To amend the problem requires nothing less than a paradigm shift. As Ralph Rector notes:
From a positivist perspective, interpretive-type data appear irrelevant because they cannot be formalized as testable for quantitative predictions. In contrast to this view, interpretive economists believe that our understanding of important social phenomena has been hindered by the positivist standard of relevancy. (1991, 220)
The new economic framework should not concern itself with scarcity of resources and their single, optimal allocation which has been the emphasis of positivist economics. Agents act in historical time where their actions and the effects of those actions are irreversible. It emphasizes scarcity of knowledge. It must ask, “what are the principles of choice that allow the continual growth of knowledge (Potts 2000, 114)?” This author might add also, “what are the principles that allow the continual growth in the employment of knowledge toward desired ends by a multitude of agents?”

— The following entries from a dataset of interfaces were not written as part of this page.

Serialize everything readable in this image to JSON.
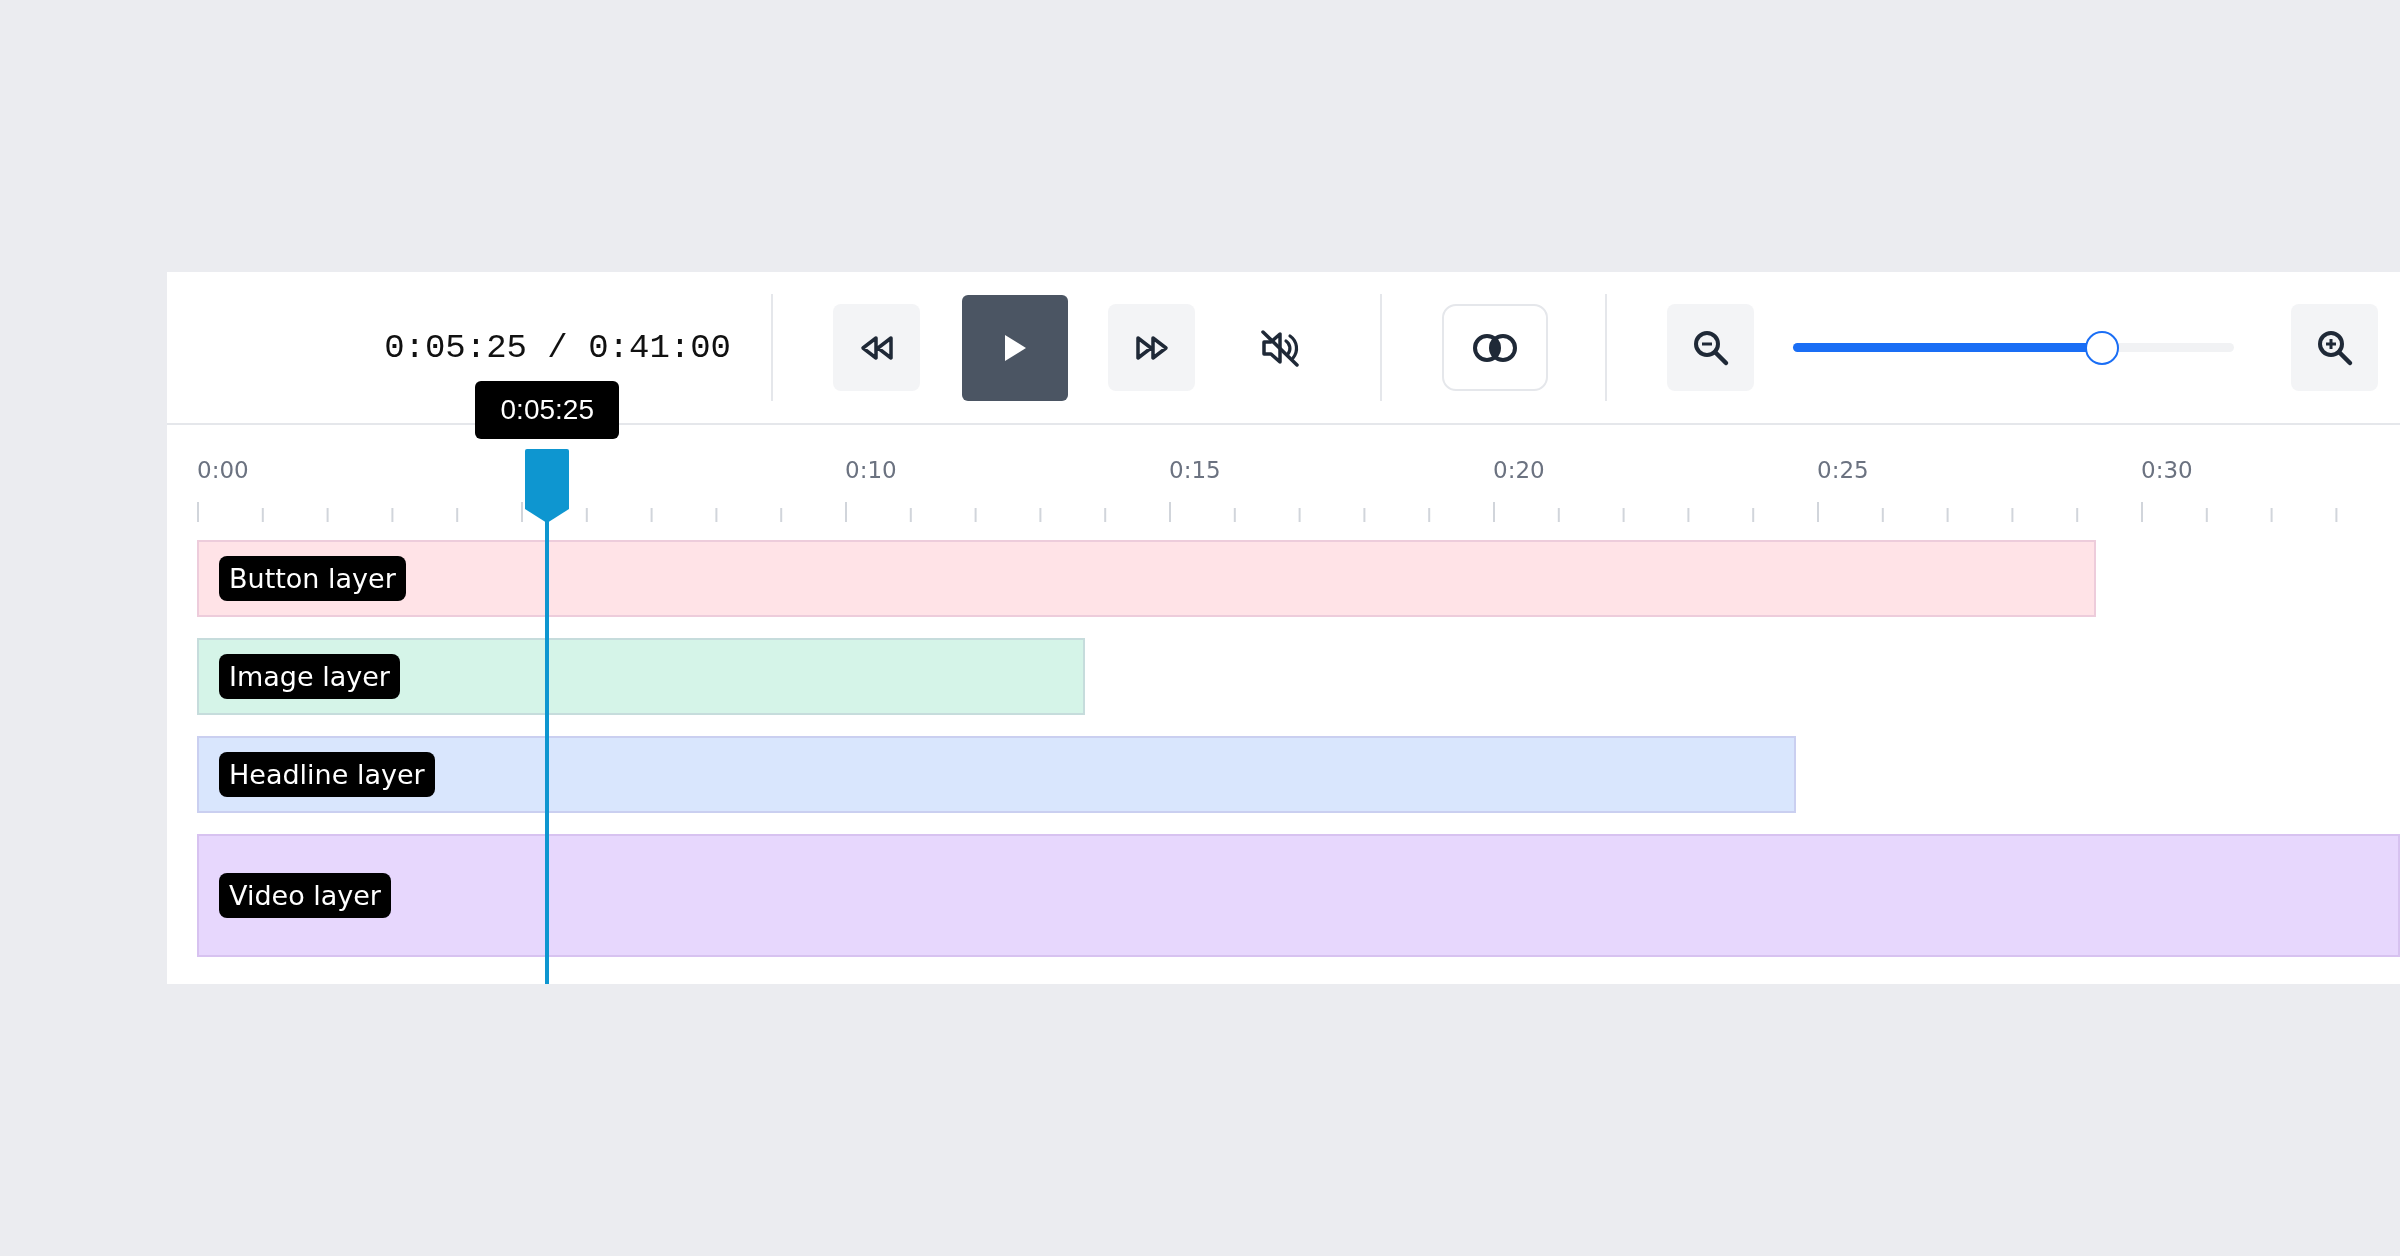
{
  "time_display": "0:05:25 / 0:41:00",
  "muted": true,
  "zoom": {
    "level": 0.7
  },
  "playhead": {
    "label": "0:05:25",
    "level": 0.159
  },
  "ruler": {
    "labels": [
      "0:00",
      "0:10",
      "0:15",
      "0:20",
      "0:25",
      "0:30"
    ]
  },
  "tracks": [
    {
      "label": "Button layer",
      "color": "#ffe3e7",
      "level": 0.862,
      "kind": "short"
    },
    {
      "label": "Image layer",
      "color": "#d5f4e8",
      "level": 0.403,
      "kind": "short"
    },
    {
      "label": "Headline layer",
      "color": "#d9e6fd",
      "level": 0.726,
      "kind": "short"
    },
    {
      "label": "Video layer",
      "color": "#e7d7fd",
      "level": 1.0,
      "kind": "tall"
    }
  ]
}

To confront this question, we must consider what constraints limit gathering, interpretation, and creation of new information. While some individuals might be privy to high level interpretation of statistics, most individuals do not have access to such knowledge and most data in the real world does not lend itself to such interpretations. Even if all actors did have access to these methods and all data corresponded to them, it is impossible ex ante for them to know to what degree the model of choice applies to the data in question. A more reasonable scenario is one where individuals rely on heuristics to make economic decisions. From this view, rationality and efficiency lack a clear standard outside duplicability of the action in question. No other standard need be posited and none need act as a teleological compass to guide the construction and results of a model. Such a paradigm does not seek to predict. It seeks to understand and model complexity within the economy and society.

[1] “The ultimate goal of a positive science is the development of a ‘theory’ or, ‘hypothesis’ that yields valid and meaningful (i.e., not truistic) predictions about phenomena not yet observed.”
[2] Acknowledging the reach of the positivistic paradigm also clarifies the tension existent in Muth (1961) as he claims that his theory does not “state that predictions of entrepreneurs are perfect or that their expectations are all the same (317).”